DATA EXCERPTS:
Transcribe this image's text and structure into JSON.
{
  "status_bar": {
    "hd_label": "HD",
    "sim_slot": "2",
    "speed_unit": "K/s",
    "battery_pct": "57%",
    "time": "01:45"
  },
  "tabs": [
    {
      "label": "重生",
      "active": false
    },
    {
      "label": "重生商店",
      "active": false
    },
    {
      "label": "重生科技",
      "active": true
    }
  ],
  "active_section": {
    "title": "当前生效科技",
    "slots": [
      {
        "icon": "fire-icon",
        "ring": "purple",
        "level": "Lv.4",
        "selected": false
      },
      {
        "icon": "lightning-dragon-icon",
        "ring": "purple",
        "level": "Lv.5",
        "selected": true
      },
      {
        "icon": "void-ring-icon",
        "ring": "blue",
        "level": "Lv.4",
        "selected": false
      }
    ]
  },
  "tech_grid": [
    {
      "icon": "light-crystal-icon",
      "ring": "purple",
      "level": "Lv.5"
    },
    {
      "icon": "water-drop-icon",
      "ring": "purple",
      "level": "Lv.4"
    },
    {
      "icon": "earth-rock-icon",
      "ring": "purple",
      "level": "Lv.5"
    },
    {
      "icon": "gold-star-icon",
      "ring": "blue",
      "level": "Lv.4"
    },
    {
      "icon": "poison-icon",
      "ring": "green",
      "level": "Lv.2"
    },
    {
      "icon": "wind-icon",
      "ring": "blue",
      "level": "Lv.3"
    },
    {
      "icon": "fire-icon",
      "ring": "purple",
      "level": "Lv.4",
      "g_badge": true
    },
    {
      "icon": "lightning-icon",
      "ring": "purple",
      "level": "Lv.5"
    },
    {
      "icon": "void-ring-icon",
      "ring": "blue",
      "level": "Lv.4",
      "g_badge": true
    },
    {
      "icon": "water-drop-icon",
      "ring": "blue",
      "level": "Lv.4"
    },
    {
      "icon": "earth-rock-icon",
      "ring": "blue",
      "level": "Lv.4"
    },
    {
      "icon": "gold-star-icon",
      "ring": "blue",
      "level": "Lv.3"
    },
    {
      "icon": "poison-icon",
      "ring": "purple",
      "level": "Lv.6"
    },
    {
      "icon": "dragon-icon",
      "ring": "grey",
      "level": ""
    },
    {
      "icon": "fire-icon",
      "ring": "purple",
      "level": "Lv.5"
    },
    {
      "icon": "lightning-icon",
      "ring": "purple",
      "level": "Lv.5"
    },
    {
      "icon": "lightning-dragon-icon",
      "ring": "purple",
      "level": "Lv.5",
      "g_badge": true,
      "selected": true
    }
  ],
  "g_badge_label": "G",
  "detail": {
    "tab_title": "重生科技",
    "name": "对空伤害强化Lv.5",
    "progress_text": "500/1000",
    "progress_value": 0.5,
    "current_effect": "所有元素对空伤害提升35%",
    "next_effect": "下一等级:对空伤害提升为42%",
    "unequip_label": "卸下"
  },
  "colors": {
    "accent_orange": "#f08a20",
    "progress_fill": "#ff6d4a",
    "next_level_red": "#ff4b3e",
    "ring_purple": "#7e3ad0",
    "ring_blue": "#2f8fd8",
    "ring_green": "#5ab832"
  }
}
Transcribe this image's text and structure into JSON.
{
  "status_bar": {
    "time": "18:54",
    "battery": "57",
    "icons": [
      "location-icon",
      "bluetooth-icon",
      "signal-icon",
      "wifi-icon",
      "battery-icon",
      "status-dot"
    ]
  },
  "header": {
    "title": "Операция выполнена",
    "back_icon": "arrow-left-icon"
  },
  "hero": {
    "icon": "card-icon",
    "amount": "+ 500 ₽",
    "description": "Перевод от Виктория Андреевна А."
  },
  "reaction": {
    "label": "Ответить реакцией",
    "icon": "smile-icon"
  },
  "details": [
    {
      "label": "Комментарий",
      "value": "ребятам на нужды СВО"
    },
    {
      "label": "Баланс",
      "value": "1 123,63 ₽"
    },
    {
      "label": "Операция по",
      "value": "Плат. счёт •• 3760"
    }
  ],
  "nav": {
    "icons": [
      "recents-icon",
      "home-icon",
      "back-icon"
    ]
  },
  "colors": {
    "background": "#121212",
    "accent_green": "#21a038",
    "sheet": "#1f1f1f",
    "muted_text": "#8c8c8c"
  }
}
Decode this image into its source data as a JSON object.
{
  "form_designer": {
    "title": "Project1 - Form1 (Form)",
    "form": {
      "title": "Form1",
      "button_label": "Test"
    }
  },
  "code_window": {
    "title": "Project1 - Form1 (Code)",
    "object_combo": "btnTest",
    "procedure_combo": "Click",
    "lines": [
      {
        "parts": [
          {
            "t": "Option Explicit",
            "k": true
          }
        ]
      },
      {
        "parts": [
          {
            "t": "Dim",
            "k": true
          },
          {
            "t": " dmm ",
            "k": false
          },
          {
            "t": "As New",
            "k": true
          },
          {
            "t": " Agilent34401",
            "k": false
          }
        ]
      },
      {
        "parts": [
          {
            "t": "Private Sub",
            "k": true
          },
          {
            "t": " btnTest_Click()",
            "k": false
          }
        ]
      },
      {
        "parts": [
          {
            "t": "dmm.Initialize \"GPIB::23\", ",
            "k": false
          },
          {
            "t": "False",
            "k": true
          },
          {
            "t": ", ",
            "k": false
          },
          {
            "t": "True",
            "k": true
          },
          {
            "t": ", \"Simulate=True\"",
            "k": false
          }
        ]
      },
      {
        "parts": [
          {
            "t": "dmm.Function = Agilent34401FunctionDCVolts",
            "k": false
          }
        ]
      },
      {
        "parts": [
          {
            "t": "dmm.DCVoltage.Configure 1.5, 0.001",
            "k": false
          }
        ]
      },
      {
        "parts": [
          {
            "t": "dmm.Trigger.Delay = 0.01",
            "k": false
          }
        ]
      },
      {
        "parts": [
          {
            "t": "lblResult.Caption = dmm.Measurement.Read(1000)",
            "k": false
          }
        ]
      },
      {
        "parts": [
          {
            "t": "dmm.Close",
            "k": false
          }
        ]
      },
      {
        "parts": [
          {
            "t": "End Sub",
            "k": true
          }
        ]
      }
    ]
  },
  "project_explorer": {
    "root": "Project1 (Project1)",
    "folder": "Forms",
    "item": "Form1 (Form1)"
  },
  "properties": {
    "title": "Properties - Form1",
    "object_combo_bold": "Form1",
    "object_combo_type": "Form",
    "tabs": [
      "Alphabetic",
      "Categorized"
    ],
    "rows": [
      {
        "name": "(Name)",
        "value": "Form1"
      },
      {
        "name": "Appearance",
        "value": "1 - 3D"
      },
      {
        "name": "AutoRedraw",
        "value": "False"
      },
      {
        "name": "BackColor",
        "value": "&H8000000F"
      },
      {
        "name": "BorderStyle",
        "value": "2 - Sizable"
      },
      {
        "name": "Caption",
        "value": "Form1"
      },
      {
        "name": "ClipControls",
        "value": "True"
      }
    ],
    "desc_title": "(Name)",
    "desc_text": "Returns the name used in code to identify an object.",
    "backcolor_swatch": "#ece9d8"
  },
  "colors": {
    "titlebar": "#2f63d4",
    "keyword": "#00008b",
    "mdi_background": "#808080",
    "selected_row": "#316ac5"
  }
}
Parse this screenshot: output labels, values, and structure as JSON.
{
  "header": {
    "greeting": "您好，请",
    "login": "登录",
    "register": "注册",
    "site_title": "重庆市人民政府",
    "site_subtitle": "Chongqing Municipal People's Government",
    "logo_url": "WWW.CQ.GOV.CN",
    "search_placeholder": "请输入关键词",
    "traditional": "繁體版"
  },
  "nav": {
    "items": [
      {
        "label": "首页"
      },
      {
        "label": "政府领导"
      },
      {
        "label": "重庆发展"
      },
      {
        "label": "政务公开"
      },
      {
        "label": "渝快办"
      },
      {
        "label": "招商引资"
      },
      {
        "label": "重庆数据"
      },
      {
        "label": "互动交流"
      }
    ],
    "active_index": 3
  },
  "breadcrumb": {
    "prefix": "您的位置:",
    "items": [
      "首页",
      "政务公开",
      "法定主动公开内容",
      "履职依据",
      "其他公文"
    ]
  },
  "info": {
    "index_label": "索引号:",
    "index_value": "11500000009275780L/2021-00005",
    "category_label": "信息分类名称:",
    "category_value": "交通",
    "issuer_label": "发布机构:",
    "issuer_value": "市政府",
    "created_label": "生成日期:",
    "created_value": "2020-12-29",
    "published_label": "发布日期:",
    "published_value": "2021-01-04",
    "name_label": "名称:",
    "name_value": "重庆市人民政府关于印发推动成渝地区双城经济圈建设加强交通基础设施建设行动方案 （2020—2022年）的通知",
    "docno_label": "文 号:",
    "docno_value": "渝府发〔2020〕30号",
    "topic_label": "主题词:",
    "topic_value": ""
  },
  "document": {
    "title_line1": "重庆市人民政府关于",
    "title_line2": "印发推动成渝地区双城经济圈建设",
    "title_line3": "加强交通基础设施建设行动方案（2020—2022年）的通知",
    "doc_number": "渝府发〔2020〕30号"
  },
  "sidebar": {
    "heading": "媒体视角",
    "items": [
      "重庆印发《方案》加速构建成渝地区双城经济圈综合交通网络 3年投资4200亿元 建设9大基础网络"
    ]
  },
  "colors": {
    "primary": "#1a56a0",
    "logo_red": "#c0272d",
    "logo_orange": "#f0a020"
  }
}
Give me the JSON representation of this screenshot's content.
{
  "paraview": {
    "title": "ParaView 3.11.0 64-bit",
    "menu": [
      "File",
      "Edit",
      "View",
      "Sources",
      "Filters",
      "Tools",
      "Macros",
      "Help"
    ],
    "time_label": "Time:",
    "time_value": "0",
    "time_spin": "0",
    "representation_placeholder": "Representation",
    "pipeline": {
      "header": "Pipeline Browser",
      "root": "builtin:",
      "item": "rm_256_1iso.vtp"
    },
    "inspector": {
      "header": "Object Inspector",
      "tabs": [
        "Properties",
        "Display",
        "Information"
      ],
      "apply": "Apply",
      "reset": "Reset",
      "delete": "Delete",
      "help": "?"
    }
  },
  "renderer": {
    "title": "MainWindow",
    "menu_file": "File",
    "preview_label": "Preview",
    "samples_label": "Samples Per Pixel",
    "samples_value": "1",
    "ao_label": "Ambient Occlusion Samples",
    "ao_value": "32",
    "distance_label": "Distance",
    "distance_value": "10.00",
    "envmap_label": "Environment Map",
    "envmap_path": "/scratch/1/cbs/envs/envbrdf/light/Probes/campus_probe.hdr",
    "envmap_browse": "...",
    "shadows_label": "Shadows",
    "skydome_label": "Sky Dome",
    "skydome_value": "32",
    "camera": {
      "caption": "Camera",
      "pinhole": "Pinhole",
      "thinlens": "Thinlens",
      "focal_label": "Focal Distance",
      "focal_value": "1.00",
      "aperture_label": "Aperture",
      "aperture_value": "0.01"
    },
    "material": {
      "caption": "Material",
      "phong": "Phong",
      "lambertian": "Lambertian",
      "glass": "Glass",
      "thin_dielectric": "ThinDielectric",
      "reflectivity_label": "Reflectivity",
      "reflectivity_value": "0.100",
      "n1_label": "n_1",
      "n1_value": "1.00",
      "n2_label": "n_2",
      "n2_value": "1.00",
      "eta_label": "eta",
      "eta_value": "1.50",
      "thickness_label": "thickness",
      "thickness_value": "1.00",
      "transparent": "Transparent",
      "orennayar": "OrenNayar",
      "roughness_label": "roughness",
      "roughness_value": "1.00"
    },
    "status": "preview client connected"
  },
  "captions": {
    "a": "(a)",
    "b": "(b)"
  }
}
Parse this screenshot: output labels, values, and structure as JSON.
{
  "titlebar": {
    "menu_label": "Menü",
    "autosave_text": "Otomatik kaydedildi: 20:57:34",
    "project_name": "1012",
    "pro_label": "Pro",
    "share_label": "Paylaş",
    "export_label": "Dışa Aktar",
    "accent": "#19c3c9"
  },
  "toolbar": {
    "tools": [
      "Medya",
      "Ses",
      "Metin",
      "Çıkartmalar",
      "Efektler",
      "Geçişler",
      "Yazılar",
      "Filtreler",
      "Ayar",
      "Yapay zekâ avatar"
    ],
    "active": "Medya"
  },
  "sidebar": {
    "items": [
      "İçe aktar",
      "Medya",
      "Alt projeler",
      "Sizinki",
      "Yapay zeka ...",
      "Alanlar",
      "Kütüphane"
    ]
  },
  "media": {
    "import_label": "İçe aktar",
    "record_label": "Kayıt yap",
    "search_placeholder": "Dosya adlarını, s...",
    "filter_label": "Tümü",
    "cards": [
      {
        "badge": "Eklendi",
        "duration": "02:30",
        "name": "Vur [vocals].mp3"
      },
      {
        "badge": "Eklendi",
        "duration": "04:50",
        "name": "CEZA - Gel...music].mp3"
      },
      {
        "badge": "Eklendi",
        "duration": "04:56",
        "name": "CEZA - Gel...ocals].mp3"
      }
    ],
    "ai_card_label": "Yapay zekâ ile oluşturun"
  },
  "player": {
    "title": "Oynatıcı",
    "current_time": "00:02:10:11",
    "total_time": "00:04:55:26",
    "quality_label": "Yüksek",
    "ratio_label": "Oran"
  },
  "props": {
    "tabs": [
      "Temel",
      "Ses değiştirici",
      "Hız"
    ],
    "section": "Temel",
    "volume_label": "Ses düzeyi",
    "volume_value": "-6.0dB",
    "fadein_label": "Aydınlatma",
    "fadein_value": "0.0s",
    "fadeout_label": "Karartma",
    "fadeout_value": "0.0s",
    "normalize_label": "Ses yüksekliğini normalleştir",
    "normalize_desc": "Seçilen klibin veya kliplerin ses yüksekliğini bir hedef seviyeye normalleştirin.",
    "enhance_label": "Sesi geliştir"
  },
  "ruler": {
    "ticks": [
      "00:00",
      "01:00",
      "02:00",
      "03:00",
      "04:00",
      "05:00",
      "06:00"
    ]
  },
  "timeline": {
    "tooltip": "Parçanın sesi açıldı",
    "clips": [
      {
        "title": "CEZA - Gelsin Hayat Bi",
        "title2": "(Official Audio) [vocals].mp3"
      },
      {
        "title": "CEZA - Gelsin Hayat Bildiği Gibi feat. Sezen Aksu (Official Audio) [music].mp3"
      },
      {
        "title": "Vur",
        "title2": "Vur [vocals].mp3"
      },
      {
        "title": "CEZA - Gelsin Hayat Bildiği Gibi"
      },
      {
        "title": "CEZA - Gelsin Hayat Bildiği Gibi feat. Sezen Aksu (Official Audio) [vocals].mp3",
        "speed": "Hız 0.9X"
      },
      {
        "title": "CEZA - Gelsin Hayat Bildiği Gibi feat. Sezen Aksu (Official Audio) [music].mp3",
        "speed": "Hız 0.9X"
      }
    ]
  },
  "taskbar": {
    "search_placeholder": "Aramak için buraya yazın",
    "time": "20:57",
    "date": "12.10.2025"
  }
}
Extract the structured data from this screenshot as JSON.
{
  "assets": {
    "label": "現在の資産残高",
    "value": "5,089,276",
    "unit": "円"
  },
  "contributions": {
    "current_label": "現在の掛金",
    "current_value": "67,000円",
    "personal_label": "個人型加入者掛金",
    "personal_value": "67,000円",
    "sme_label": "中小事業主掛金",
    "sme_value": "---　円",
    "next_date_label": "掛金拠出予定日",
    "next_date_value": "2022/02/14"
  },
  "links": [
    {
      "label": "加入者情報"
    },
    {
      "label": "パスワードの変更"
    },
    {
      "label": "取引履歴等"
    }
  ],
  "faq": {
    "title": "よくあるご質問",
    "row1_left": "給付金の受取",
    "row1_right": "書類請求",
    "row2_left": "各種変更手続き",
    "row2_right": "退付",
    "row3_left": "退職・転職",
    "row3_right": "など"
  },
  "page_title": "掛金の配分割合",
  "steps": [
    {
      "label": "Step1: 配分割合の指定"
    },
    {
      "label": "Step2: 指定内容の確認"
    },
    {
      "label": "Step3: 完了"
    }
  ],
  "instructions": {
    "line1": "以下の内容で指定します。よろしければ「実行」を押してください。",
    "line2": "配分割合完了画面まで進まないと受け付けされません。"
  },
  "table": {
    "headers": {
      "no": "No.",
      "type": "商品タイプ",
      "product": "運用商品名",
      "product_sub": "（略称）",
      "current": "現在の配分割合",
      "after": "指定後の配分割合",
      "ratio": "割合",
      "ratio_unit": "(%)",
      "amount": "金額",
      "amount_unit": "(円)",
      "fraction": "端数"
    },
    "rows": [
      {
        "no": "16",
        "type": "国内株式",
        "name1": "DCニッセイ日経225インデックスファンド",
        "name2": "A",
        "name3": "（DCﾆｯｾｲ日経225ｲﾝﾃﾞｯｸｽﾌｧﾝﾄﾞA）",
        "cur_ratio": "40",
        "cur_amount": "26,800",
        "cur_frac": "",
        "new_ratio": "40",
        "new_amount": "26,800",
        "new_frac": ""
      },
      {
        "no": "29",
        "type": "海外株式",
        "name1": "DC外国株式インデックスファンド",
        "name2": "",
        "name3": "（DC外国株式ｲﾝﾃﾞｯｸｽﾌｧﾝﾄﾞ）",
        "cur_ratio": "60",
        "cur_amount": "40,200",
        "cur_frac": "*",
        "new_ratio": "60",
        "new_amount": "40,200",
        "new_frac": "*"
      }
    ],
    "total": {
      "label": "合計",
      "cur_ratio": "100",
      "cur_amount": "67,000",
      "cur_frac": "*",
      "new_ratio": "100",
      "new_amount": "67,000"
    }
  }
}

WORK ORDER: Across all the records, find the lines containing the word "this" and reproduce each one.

TASK SOLUTION:
Transcribe this image's text and structure into JSON.
Transcribe this image's text and structure into JSON.
Decode this image into its source data as a JSON object.
Parse this screenshot: output labels, values, and structure as JSON.
Give me the JSON representation of this screenshot's content.
Parse this screenshot: output labels, values, and structure as JSON.
Extract the structured data from this screenshot as JSON.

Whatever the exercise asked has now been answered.